Meetings with Satoshi
It was in a conference room above a coffee shop a fifteen minute walk from BBC Broadcasting House that we first met the man who says he is Bitcoin creator Satoshi Nakamoto.
As we walked in, three or four people were waiting around a table - but which one, I wondered, was the father of Bitcoin?
Then I realised that one man was staring intensely at a very chunky laptop - this was Dr Craig Wright. He carried on working, apparently unaware that we had entered the room.
Once we had been introduced he gradually warmed up - especially when it came to performing the demonstration that showed that he did have access to the cryptographic keys used by Satoshi when he made the first Bitcoin transaction in 2009.
We had arrived wondering just how convincing a case would be made that the almost mythical creator of Bitcoin was at last stepping out of the shadows. What we saw seemed impressive - though it would need a far higher level of expertise than we possess to be certain.
But Jon Matonis, a senior figure in the Bitcoin world, was in the room watching, having had his own demonstration some time before. And the news that Gavin Andresen, chief scientist at the Bitcoin Foundation, was also convinced provided more reassurance. Now Craig Wright has published his evidence on his blog, it will be examined in minute detail for any chink in his case.
But put aside the question of whether you believe him or not - and he told me he didn't care either way - there were still plenty of questions we wanted to put to the fascinating, if somewhat prickly Dr Wright. Why keep his secret so long? Why come out now? What about that run-in with the Australian tax authorities? And is he fabulously rich, with a huge stock of Bitcoin?
At our first meeting - without a television camera - we roamed freely over all sorts of territory. We learned that he ran a substantial business in London, employing quite a few people here in what seemed to be some kind of Bitcoin trading and consultancy operation.
We challenged him about that tax investigation - he conceded that there was what he called an "audit" underway in Australia but insisted that this was mainly due to the tax authorities there not really understanding Bitcoin. We asked where the pseudonym had come from - he mentioned a 17th century libertarian philosopher called Nakamoto but said he'd keep the Satoshi bit to himself.
He talked of the French writer and philosopher Jean-Paul Sartre, whose statement refusing the Nobel Prize is used in the Satoshi-signed file given as evidence in the blog published today.
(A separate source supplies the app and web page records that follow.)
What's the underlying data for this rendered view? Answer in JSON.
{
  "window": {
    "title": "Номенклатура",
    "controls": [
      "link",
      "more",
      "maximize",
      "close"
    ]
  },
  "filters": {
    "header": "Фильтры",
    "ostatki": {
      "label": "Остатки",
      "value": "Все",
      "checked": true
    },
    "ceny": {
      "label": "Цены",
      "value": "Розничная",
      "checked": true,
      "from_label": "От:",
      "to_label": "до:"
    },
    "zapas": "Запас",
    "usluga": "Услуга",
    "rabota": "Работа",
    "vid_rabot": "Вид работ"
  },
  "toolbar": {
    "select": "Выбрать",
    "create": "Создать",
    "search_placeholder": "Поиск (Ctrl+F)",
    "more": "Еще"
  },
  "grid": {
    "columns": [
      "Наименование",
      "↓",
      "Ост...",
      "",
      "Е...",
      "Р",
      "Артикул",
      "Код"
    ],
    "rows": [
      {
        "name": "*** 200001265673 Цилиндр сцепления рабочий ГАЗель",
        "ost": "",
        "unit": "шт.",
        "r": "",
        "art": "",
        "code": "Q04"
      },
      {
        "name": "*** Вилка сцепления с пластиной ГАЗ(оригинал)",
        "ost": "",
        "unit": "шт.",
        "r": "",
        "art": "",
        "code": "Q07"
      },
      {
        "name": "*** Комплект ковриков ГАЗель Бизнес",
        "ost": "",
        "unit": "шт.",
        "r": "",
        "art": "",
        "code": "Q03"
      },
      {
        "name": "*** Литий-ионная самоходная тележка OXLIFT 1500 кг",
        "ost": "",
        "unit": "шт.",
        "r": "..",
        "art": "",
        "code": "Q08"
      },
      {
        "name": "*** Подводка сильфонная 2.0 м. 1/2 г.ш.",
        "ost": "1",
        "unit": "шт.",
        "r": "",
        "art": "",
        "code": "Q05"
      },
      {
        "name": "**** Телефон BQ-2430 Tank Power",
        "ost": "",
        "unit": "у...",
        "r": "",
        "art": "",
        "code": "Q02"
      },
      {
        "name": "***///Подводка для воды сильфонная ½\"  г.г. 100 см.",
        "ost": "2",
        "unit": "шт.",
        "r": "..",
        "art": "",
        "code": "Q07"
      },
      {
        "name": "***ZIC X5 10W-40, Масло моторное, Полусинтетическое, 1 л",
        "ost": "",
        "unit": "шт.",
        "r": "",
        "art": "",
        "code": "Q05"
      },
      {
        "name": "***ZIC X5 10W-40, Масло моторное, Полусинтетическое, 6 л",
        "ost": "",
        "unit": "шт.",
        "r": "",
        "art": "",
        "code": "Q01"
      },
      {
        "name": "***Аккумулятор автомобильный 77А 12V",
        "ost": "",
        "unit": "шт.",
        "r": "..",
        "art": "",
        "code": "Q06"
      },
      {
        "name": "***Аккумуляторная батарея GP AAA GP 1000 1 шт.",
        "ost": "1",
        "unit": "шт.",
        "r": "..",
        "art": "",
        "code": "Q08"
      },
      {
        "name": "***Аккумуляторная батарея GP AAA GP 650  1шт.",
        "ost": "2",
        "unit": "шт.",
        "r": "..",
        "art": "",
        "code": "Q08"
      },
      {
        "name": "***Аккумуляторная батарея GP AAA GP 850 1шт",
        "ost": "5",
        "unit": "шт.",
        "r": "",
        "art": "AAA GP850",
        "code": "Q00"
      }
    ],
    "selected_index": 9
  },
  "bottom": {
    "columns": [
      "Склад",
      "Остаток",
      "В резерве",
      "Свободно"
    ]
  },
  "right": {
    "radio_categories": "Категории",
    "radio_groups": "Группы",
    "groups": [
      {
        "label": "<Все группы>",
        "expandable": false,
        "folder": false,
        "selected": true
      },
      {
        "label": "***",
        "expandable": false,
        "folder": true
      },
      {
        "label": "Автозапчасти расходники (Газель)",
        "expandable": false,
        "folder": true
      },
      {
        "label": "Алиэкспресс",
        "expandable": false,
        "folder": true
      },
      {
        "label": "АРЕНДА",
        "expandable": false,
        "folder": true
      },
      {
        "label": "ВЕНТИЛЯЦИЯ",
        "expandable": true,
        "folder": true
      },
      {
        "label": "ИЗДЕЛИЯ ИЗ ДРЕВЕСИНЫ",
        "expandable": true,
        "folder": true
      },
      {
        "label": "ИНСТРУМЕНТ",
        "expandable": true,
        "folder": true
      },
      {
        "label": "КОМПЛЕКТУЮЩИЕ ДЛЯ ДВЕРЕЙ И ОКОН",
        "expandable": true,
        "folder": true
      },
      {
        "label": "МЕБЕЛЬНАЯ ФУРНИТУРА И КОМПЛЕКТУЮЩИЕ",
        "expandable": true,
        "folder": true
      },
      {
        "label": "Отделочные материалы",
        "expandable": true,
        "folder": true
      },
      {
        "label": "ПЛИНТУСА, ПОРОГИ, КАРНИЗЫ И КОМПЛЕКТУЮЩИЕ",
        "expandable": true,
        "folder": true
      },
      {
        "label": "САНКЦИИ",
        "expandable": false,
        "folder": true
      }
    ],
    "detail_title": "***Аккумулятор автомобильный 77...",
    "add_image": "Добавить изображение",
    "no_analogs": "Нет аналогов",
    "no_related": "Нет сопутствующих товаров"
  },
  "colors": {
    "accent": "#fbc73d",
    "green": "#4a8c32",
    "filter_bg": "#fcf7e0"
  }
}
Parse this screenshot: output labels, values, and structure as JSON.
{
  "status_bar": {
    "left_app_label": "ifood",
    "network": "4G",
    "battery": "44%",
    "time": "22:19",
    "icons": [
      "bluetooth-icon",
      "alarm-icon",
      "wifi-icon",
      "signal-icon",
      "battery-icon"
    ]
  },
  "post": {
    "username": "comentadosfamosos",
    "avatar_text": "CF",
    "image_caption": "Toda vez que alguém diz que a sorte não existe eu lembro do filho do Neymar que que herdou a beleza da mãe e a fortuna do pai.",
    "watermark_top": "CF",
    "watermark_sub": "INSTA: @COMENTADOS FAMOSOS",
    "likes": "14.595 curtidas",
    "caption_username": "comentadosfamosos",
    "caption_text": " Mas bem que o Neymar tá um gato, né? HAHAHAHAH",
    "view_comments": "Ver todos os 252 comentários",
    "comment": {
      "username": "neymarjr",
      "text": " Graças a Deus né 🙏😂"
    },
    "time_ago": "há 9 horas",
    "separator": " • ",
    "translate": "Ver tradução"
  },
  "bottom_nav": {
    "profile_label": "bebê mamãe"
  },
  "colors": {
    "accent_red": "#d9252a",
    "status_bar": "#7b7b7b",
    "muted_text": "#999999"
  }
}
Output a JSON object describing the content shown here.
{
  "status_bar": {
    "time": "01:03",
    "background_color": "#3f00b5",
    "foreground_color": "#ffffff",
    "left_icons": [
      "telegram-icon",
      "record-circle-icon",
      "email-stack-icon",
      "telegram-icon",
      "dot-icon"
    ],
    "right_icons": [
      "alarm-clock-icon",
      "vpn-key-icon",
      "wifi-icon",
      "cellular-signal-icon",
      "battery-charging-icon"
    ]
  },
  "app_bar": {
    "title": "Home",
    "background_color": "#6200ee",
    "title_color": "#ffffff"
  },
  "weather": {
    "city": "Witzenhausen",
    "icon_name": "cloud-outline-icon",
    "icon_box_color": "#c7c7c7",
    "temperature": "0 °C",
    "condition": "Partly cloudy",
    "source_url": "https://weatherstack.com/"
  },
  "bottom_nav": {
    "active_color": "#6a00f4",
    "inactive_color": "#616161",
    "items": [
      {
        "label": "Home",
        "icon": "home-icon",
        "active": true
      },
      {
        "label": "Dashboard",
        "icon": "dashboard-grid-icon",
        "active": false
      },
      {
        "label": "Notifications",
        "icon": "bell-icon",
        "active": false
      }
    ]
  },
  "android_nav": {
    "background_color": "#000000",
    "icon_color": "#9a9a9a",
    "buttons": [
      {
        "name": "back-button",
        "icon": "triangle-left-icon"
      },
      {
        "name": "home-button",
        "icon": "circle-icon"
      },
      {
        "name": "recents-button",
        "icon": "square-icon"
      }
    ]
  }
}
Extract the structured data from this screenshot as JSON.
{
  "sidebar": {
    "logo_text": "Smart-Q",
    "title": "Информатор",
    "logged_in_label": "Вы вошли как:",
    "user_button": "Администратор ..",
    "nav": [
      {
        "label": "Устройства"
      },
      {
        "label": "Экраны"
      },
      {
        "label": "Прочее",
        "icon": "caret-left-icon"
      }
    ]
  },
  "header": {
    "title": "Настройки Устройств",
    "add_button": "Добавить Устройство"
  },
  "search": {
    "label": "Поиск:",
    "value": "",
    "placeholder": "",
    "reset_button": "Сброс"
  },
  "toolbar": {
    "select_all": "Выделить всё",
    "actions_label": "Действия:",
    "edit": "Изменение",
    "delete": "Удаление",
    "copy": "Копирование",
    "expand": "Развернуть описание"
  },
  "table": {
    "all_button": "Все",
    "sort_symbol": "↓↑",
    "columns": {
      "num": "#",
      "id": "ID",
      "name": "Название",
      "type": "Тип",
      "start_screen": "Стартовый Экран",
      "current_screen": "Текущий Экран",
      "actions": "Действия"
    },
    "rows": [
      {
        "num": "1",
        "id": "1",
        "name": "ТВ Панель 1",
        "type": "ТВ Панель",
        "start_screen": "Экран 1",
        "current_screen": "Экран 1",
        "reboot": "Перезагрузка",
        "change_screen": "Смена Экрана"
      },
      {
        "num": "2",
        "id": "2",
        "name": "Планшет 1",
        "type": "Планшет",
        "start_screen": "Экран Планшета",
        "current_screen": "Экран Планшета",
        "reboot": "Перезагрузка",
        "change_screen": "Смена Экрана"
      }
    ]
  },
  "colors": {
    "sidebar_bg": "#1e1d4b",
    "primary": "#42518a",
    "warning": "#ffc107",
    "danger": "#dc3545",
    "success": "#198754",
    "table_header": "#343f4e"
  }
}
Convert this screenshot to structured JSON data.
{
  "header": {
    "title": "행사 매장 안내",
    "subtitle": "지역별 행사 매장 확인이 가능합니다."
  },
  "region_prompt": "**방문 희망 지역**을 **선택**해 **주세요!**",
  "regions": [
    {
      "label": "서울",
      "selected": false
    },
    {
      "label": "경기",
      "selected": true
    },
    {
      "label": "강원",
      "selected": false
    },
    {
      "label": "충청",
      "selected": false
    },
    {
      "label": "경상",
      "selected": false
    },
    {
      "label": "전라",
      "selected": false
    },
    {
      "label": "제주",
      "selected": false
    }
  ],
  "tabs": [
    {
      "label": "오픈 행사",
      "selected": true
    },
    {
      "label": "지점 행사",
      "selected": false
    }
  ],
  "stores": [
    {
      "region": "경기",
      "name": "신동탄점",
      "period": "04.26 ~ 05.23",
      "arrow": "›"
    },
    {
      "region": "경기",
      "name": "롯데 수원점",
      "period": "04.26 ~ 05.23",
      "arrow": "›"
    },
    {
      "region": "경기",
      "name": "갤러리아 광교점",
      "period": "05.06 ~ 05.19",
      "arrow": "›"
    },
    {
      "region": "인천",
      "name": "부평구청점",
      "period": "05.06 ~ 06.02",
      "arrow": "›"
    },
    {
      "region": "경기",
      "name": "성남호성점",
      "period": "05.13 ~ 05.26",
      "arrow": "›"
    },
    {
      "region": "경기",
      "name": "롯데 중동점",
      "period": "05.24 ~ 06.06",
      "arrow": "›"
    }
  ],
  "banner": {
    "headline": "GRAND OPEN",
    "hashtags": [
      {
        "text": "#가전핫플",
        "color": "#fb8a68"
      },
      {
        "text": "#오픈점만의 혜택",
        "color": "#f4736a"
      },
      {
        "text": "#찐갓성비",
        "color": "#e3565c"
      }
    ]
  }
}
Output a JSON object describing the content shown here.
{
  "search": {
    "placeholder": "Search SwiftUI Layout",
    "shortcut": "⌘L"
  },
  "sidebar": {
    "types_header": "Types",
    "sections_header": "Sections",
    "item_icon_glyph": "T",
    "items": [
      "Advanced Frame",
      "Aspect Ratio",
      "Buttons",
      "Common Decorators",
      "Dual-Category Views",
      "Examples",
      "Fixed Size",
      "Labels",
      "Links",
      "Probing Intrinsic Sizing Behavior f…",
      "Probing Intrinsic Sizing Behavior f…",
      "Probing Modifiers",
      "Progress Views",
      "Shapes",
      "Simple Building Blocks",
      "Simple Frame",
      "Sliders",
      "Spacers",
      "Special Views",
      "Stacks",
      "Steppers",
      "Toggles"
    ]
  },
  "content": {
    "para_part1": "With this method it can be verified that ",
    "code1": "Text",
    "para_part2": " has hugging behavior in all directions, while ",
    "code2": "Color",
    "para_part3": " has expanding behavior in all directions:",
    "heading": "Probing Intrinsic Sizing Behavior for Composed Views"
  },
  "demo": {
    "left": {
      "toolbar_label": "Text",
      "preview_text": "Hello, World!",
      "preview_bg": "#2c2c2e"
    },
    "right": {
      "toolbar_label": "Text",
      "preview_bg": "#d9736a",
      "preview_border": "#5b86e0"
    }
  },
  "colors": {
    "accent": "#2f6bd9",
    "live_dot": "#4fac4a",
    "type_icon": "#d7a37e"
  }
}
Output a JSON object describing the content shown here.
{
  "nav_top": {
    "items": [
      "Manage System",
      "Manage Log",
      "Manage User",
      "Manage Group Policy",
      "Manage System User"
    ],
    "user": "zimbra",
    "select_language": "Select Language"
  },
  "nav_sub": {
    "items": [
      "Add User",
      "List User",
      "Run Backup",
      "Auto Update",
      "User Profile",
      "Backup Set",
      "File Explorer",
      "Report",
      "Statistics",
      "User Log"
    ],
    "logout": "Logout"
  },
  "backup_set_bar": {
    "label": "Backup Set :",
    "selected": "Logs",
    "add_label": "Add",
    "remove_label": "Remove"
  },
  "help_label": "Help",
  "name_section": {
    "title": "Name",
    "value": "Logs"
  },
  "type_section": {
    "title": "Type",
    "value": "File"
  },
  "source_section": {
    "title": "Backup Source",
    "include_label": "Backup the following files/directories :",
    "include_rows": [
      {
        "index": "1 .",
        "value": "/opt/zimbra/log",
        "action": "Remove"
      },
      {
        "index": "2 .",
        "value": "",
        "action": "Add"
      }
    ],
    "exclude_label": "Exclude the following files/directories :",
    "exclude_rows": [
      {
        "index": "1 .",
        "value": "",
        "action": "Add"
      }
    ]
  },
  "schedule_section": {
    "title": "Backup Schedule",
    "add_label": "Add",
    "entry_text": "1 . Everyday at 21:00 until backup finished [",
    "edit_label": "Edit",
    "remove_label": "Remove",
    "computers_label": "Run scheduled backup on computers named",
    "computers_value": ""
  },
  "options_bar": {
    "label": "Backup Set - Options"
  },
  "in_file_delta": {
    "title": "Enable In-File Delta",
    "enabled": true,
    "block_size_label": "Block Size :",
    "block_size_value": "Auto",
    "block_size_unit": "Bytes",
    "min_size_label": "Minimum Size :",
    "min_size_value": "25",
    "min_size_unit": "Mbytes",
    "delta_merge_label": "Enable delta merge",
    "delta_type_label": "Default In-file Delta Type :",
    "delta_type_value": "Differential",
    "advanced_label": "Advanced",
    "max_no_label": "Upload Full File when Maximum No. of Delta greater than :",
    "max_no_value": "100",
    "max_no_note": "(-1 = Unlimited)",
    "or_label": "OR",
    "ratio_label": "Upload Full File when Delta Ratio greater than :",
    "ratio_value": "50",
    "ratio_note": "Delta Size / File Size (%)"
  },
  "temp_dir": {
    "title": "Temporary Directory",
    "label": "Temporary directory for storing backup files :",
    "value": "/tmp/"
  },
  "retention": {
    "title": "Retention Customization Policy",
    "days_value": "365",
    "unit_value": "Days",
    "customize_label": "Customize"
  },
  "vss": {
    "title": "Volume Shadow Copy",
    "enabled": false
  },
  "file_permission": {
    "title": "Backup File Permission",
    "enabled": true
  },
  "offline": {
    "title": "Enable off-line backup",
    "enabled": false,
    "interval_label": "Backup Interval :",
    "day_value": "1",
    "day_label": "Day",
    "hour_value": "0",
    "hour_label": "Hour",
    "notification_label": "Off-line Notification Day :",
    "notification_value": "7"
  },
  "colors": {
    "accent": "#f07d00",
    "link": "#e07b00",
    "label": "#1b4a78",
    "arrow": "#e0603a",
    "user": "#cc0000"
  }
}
His politics were very far from the "lefty" Sartre, he explained, but like him he did not want his identity to be defined by one thing - he refused to be Craig "Satoshi" just as Sartre did not want to be Jean-Paul Nobel.
What he wouldn't say is how many Bitcoins he has - "that would be telling" - though he indicated that he would not be spending any of them in a hurry. He told us that he had a "nice big house and a nice fast car" in London, went on holidays to Paris, and didn't feel the need to acquire vast riches.
The second time we met, to film a television interview, the mood changed. It was immediately clear that he hated the whole process, refusing to move from behind his laptop to a more spacious room where the shot would have been much better.
At first, he insisted that he would give an answer to just one question - why he had decided to go public after all these years. Once we started filming he opened up a little, but mainly because he wanted to express his anger at, as he sees it, being forced into the public eye.
"I don't want money, I don't want fame, I don't want adoration, I just want to be left alone," he said with some venom. He accused journalists of threatening to make up stories about him if he did not cooperate and said lies had been told that would affect his family and his staff.
It seems his main grievance surrounds the stories that spread last December when he was first identified as a potential Satoshi, then dismissed by some as a hoaxer. At that time, questions were asked about his academic and business career, and there were some who said he just did not have the intellectual capacity to be the man behind Bitcoin.
Throughout the demonstrations he showed us he kept on stressing the complexity of the process - "obviously everyone said I have no idea about this stuff so I'm going to do it in the most convoluted way possible". We were then supplied with a series of documents providing evidence that Dr Craig Stephen Wright was a Master of Statistics, IT Management, and Law, and a long list of peer-reviewed articles.
Now he says he intends to continue his research into improving the technology behind Bitcoin, and plans to publish several papers over the coming months. With the community around the currency in some turmoil right now over how it develops, you might think that Craig Wright could provide some leadership.
After all, he could be said to be to Bitcoin what Tim Berners-Lee is to the web.
But he bridled at my suggestion that he could be a figurehead for the currency, making clear that this was the first and last television interview he would do. Having emerged from the shadows, Craig Satoshi Wright now wants to return to them as quickly as possible.